We’ve seen John Mayer through a lot of seasons. He’s been the acoustic singer-songwriter in his 2001 debut, Room For Squares, a talented bluesman in his 2006 release, Continuum, and even a downhome country boy with 2012’s Born & Raised, by far his most polarizing release to date. But 2013’s Paradise Valley showed us Mayer in a bit of a hybrid.
Part of why I love Born & Raised is because it exhibited growth not only in “John Mayer” the singer songwriter, but also John Mayer the person. It’s the moment he came to grips with the reality he couldn’t act like he’s still in his early-twenties when he’s in his mid-thirties. But If Born & Raised was John Mayer off in the wilderness trying to find himself then Paradise Valley is him re-entering society a more whole person.
Musically, Paradise Valley feels like the next step. If you listen to the previous release and immediately throw on this one, it feels like a double disc album. But the immediate difference between Paradise Valley and Born & Raised is accessibility. Without a doubt Born & Raised is the superior album: lyrically, the mental space he was in was uncanny, there’s not a single cover song, and it’s a bold musical direction he pulls off well. It’s the type of album you listen to, to start your journey. However, Paradise Valley, while still sharp from a musical standpoint, feels less eccentric. It’s not as good, which makes it feel more possible to replicate. Born & Raised was so good and different, I didn’t want to try to imitate it. When I heard “Dear Marie” I immediately knew I had to write a song like it. I mean, “I got my dream but you got a family?” Pure genius.

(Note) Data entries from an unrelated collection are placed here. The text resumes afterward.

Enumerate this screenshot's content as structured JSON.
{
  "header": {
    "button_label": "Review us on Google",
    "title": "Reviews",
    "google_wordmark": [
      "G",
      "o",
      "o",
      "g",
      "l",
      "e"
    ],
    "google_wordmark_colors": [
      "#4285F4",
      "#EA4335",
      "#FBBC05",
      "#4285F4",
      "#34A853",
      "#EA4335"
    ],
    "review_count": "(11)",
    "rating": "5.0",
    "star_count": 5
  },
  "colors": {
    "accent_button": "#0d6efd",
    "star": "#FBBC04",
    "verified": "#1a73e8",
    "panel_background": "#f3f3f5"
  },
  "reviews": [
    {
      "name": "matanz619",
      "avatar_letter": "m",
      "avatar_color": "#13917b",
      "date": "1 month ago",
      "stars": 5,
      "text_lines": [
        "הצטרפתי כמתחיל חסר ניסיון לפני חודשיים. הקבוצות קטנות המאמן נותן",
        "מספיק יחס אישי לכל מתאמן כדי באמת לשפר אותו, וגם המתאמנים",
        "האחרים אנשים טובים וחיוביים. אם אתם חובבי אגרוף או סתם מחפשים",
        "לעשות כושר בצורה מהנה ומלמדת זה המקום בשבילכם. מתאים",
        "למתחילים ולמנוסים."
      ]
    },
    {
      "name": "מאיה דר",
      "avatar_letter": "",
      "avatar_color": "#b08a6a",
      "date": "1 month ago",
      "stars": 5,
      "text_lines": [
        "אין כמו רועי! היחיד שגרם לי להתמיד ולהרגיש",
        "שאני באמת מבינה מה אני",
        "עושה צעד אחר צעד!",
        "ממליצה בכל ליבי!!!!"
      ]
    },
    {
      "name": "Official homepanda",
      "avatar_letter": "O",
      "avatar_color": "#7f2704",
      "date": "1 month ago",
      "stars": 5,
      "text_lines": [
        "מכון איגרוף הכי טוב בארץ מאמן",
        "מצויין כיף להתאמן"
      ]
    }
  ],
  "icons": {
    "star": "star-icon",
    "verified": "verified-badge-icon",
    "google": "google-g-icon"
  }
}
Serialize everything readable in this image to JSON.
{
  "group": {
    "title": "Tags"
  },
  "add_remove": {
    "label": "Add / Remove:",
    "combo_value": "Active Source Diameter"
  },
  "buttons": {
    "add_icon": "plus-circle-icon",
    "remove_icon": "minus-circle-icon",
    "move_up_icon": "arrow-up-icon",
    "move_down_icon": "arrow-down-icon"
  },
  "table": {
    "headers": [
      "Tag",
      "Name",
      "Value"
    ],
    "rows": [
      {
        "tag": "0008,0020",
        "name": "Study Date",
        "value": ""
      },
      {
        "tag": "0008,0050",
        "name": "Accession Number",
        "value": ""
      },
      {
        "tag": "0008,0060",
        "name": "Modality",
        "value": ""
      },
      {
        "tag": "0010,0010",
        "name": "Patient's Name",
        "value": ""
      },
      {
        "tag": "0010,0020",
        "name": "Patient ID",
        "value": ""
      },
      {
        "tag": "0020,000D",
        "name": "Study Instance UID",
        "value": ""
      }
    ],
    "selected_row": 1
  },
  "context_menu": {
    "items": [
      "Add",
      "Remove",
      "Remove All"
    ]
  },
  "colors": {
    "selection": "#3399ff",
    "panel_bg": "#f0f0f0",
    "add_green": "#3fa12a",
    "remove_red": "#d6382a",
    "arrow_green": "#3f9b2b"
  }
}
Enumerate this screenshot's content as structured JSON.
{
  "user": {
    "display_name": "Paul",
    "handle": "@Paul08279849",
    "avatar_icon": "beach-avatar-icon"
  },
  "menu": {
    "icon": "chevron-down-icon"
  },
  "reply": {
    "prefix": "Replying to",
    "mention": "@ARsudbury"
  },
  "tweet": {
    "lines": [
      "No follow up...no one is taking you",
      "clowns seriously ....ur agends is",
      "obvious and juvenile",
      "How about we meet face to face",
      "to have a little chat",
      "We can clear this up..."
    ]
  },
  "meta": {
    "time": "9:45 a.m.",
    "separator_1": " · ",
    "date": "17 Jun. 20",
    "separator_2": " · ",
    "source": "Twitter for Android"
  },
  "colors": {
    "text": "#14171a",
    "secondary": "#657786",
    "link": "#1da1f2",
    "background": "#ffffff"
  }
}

Though it’s stylistically similar to its predecessor, Paradise Valley reminds me the most of Battle Studies. There’s the blues cover, the song with co-written with an ex, and it’s not his best but it’s still a solid release. Nevertheless, it was actually one of the albums that gave me the cue to start writing again.